Questions about Shared Parenting Laws
What is shared parenting?Shared parenting is another name for joint physical custody. Under shared parenting, both parents share about the same parenting time, and are equally recognized as the legal guardians of the children. In most cases, disputes about parenting and parental rights arise during a legal separation or divorce, resulting in legal questions. Many ask a Family Lawyer for legal insight, either to determine their rights or as a second opinion. Below are answers to the most common questions about shared parenting on JustAnswer.
How does someone go about moving out of state when child support is taken out of their check every month?They can move to a different state, however if they quit their job, the child support could build up. The ex-spouse may take them back to court to receive the back pay on child support. They could make payments each month to the location where the withholding was entered if they want to stay current with the child support. Any missed payments can result in a build-up of interest until paid. As long as they keep making payments by check until they find another job, there should be no trouble. They can contact the child support agency where the payments are sent, and make the necessary arrangements.
In Ohio if someone has shared parenting, what are their rights on seeing the child?In Ohio, depending on the shared parenting plan, visitation can be at any time that both parties agree to and the court approves. However, it does not mean that the child will necessarily live with each parent fifty percent of the time, even though they have joint custody. When deciding appropriate parenting time, it is important to consider the impact on the child. A shared parenting plan that will leave the child in a different home every night will most likely not be approved by the court. If the court has already established a shared parenting plan, and it seems to be working, but the parents are not happy with it, one or both of them can petition the court to modify the arrangements. They will need to show that the revised arrangement they propose is still in the best for the child, and they are keeping the child’s best interest in mind. Ohio Revised Code Section 3109.04(F)(1) determines shared parenting is in the best interest of the child and includes factors like:

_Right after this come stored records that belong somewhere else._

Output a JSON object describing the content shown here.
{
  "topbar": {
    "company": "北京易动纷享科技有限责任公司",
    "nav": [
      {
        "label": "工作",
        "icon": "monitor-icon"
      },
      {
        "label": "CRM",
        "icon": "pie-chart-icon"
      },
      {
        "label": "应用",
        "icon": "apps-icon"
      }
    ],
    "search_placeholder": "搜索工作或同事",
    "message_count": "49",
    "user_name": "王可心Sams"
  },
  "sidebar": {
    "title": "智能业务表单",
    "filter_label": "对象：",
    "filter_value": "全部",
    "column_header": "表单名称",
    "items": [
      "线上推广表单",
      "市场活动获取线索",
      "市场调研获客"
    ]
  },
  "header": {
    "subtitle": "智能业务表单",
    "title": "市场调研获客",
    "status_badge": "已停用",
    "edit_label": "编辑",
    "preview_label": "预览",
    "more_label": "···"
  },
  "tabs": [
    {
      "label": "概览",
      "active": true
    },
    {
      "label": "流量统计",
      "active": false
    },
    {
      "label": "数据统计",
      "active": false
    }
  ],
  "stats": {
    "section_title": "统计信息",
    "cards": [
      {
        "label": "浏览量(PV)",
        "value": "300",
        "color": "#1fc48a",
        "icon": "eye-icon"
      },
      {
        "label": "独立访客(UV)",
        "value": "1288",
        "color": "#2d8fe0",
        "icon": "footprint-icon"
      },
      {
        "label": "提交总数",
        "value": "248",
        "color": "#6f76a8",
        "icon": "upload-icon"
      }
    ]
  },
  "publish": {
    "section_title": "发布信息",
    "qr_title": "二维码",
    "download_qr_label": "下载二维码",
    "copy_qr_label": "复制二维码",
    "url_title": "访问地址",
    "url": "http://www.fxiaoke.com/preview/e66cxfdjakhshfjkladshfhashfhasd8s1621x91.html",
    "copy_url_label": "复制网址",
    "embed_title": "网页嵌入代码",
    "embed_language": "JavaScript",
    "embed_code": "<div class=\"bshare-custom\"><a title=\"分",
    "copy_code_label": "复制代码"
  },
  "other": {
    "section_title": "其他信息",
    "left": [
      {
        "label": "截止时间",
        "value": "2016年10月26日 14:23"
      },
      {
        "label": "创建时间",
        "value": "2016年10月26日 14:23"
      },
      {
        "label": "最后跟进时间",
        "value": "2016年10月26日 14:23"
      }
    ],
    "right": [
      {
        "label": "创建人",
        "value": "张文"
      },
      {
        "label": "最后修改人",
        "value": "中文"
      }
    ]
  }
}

• The ability of the parents to cooperate and make decisions together, with respect to the child.
• The ability of each parent to encourage love, affection and contact between the child and the other parent.
• History to potential of child abuse, spousal abuse, or domestic violence, or parental kidnapping by either parent.
• Recommendation of the guardian ad litem of the child, if the child has one.
Ohio law also states that when the court makes decisions of parental rights and responsibilities for the care of the children, the court will not give preference to either parent because of their financial status or condition.
In shared parenting, if a parent gets laid off and now makes less than the other spouse do they still have to pay child support?The parent should be able to go before the court, explain their condition and petition to modify the child support. There are forms and instructions online to help them get started. There are also guidelines for determining how much they might be asked to pay because of their pay reduction.
In Ohio how would shared parenting affect child support?Child support is set by the court. Child support and shared parenting is not necessarily related. Ohio uses an income shares child support guideline that includes some of these factors:
• The income of both parents
• The work/education related child care expenses by either parent
• The standard of living the child would have if the family were together
In the state of Florida in shared parenting does one parent need permission from the other to take the child out of state?They would have to look into their shared parenting plan to see what was agreed by both parents. There is likely to be a section on foreign/ out of state travel. Normally, parents agree in a joint custody arrangement that they do not need permission by the other parent to travel out of state with the child. If the agreement does not state they need permission then they do not need the consent of the ex. However, when it is time for the other parent’s visitation, the child should be available for visitation by the other parent.
Shared parenting laws and the rights of parents can be a bit confusing and hard to understand sometimes. Some may not understand that they are still required to pay child support even though shared parenting is in order. It all depends on the income of both parents. When you are not sure of your rights in a shared parenting plan, ask a Family Lawyer on JustAnswer for legal insights.